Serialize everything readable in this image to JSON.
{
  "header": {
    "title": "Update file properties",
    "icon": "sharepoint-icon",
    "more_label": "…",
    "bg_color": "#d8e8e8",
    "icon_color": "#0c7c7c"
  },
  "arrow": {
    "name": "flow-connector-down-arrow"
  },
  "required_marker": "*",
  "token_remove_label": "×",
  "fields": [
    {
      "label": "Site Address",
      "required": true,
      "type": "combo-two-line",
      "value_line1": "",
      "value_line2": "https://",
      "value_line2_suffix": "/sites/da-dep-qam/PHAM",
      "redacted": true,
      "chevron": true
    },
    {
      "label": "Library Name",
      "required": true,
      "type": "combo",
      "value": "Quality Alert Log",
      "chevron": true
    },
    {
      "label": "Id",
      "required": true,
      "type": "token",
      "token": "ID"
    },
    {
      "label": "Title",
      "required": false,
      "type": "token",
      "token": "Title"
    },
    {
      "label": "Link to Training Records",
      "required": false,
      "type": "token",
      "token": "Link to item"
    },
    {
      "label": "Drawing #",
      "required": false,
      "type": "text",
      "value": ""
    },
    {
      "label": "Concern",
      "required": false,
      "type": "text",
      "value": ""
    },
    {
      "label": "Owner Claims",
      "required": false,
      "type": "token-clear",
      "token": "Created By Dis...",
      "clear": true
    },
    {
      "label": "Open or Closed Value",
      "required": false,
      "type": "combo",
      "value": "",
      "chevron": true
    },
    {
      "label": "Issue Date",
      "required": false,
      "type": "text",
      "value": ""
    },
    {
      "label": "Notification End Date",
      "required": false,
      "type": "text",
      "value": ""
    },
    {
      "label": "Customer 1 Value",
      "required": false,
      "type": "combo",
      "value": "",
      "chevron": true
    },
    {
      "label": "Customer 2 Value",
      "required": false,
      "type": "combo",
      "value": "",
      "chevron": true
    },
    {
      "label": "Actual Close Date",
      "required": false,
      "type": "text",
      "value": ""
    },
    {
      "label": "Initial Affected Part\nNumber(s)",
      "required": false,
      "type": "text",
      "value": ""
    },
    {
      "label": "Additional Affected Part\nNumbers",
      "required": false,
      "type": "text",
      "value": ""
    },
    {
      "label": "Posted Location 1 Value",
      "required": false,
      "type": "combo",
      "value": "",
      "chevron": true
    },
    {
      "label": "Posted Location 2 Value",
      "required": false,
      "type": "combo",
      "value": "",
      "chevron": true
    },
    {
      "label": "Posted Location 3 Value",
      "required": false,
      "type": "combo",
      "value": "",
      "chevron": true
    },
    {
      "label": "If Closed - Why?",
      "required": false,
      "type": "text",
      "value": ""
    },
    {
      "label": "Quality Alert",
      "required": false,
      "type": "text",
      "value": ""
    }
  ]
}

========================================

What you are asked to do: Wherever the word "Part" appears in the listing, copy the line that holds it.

Response box:
      "label": "Initial Affected Part\nNumber(s)",
      "label": "Additional Affected Part\nNumbers",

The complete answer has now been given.